* [Required action]: Skip the images; return every entry exactly.

* [Data to use]:
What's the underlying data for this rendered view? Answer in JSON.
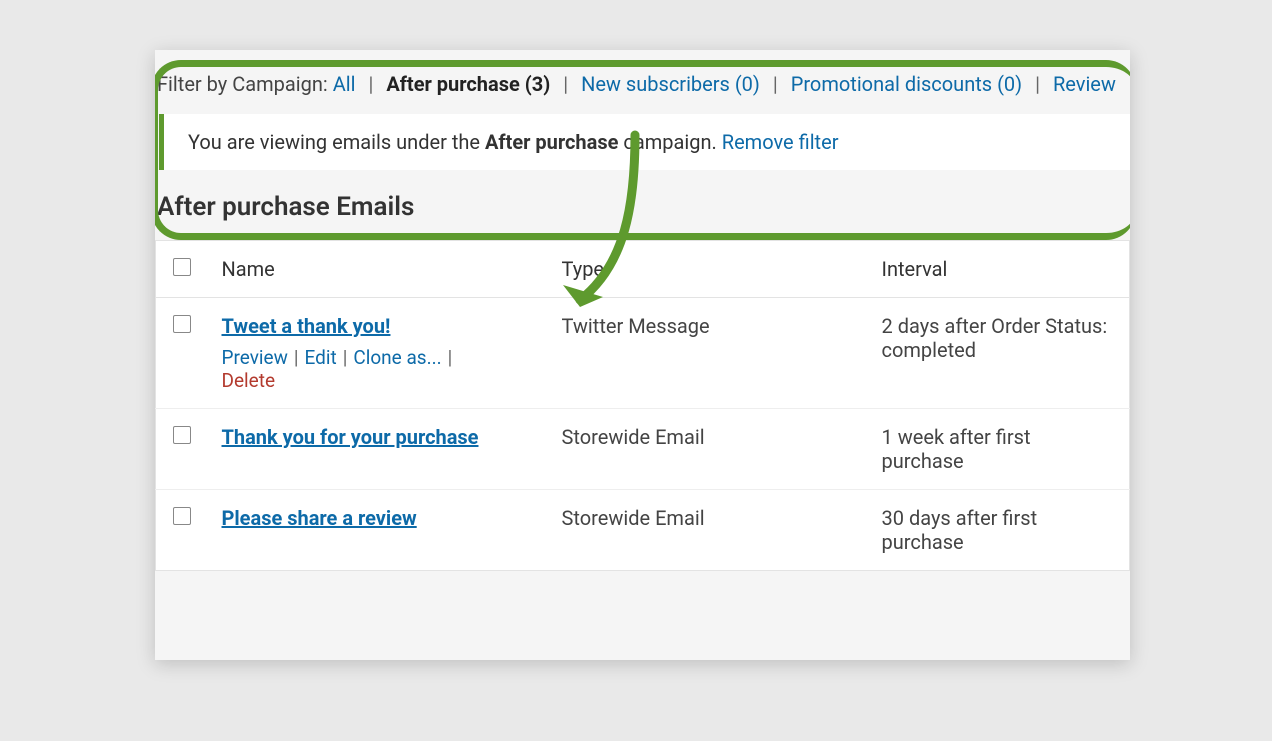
{
  "filter": {
    "label": "Filter by Campaign:",
    "options": {
      "all": "All",
      "after_purchase": "After purchase (3)",
      "new_subscribers": "New subscribers (0)",
      "promotional_discounts": "Promotional discounts (0)",
      "review": "Review"
    }
  },
  "info": {
    "prefix": "You are viewing emails under the ",
    "campaign": "After purchase",
    "suffix": " campaign. ",
    "remove": "Remove filter"
  },
  "page_title": "After purchase Emails",
  "columns": {
    "name": "Name",
    "type": "Type",
    "interval": "Interval"
  },
  "rows": [
    {
      "name": "Tweet a thank you!",
      "type": "Twitter Message",
      "interval": "2 days after Order Status: completed",
      "actions": {
        "preview": "Preview",
        "edit": "Edit",
        "clone": "Clone as...",
        "delete": "Delete"
      }
    },
    {
      "name": "Thank you for your purchase",
      "type": "Storewide Email",
      "interval": "1 week after first purchase"
    },
    {
      "name": "Please share a review",
      "type": "Storewide Email",
      "interval": "30 days after first purchase"
    }
  ]
}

* [Solution to the exercise]:
What's the underlying data for this rendered view? Answer in JSON.
{
  "filter": {
    "label": "Filter by Campaign:",
    "options": {
      "all": "All",
      "after_purchase": "After purchase (3)",
      "new_subscribers": "New subscribers (0)",
      "promotional_discounts": "Promotional discounts (0)",
      "review": "Review"
    }
  },
  "info": {
    "prefix": "You are viewing emails under the ",
    "campaign": "After purchase",
    "suffix": " campaign. ",
    "remove": "Remove filter"
  },
  "page_title": "After purchase Emails",
  "columns": {
    "name": "Name",
    "type": "Type",
    "interval": "Interval"
  },
  "rows": [
    {
      "name": "Tweet a thank you!",
      "type": "Twitter Message",
      "interval": "2 days after Order Status: completed",
      "actions": {
        "preview": "Preview",
        "edit": "Edit",
        "clone": "Clone as...",
        "delete": "Delete"
      }
    },
    {
      "name": "Thank you for your purchase",
      "type": "Storewide Email",
      "interval": "1 week after first purchase"
    },
    {
      "name": "Please share a review",
      "type": "Storewide Email",
      "interval": "30 days after first purchase"
    }
  ]
}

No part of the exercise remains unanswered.